It started quite innocently. I realised in rehearsals that this square format is really good for faces and portraits, but it's not great for landscapes. So then, for argument's sake, I just tilted the camera up to see what would happen if we didn't frame it a normal way. And it works, it felt intuitively right. Later, I realised it felt right because there's a vertical dimension to this film — and since then, a lot of critics have written about the presence of God or the absence of God or the absence of millions of people who disappeared in the war. Critics do what they do, but it started with: "How can we make this shot more interesting?"
[Lynzewski] didn't agree with where this film was going. He dropped out very early on, so I had to shoot with a camera operator who'd never shot a film in his life. Lukasz started as the operator, and after practically the first day, he became the DoP. Of course, the framing and everything is very much my conception, but he got it, and he liked the risk involved — he had no reputation to lose, and he went as far as we wanted, so it was a pleasure working with him.
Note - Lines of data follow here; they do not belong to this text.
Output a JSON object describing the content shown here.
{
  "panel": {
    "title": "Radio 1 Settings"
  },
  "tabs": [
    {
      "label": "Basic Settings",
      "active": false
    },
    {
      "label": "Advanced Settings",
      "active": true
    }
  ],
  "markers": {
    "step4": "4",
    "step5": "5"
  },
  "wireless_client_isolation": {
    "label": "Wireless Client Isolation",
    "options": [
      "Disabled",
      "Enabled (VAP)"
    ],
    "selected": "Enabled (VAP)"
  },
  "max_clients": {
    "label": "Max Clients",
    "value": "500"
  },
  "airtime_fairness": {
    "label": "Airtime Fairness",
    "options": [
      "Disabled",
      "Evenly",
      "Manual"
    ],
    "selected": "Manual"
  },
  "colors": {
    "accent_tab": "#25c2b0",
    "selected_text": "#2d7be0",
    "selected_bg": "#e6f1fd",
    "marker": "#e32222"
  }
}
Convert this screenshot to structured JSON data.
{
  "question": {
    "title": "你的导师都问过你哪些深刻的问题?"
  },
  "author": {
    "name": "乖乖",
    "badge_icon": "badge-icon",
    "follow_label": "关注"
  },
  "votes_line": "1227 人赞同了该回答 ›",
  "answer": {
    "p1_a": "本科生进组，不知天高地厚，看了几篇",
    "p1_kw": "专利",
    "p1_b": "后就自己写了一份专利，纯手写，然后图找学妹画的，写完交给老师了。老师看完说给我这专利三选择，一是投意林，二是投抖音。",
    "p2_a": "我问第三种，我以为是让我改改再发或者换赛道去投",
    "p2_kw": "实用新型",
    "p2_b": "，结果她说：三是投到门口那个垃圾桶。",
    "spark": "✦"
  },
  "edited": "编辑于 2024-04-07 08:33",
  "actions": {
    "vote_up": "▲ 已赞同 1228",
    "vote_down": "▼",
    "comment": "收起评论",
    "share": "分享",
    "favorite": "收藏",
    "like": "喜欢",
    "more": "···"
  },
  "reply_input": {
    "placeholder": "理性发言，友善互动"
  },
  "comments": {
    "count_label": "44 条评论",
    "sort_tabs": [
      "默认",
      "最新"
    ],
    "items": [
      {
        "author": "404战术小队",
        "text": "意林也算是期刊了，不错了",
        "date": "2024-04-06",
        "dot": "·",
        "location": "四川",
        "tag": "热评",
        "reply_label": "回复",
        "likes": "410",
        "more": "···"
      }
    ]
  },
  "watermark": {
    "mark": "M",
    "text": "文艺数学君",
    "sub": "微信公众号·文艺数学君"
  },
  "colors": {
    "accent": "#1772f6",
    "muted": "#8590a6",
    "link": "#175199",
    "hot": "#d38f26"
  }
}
It's remarkable, especially in the context of today's cinema, to note the stillness of so many of the scenes in Ida. And yet, there's a tension within this stillness...
There's a lot of tension anyway in the film, so you can afford to be understated and still. I hope that there was tension and mystery and some kind of beauty — that it wasn't like watching paint dry. In a way, the film was kind of dictating what was right. If the framing is wrong, if the lighting is over-elaborate, if the sound is too much, the film will reject it. All you have to do is listen to your own film.
It is also, given the subject matter, a strangely funny film.
Poland is a strangely funny country. People are quite acerbic and witty in Poland. Also, the very situation is kind of bonkers, a nun and a Stalinist judge going on the road together is really quite funny. So yes, there's a sense of the absurd. And Wanda has a sharp tongue — her sense of humour is inherited from my father. Some of the lines I gave her are directly from my father.
Jazz was crucial to several Polish "youth films" in the '60s. Did that guide your use of it here?
All the music in the film is music I love, so it wasn't an intellectual choice, really. There's a mixture of lively music — some of it was the pop music of the early '60s, hillbilly rock and Italian-style kitsch music, which Poland was full of then. That was the music you'd hear on the radio then.
The jazz was more ambitious music — it started in the mid-to-late '50s. Poland became the capital of jazz in Europe. Jazz was banned in other countries, but in Poland it was allowed. Komeda, Namyslowski, Przybielski, Stańko — a lot of really, really great musicians came through. Coltrane was a huge influence, and "Naima" is one of my favourites, and in the scene [with Ida and a saxophone player who fancies her] it's a way of making her fall in love with him, not as an individual but as a cloud of associations.
What led to you to cast Agata Trzebuchowska, who'd never shot a film before, as Ida?
I am usually very open-minded about casting anyway. In My Summer of Love, I cast two young girls, Emily Blunt and Natalie Press, and Emily went on to be a well-known actress. [Agata] was just a girl, you know, she just felt right for the part. It wasn't like a big design, it's just that I couldn't find a good Ida for a long time among professional actors, so I ended up using a girl who we found at a café, who didn't want to act and still doesn't want to act, and whose refusal to act was just perfect. She doesn't believe in God at all, but in her atheism she's so coherent and calm and principled that it just felt like she's much closer to somebody who's deeply religious than girls who were telling me, "Ah, we always wanted to play nuns all our life."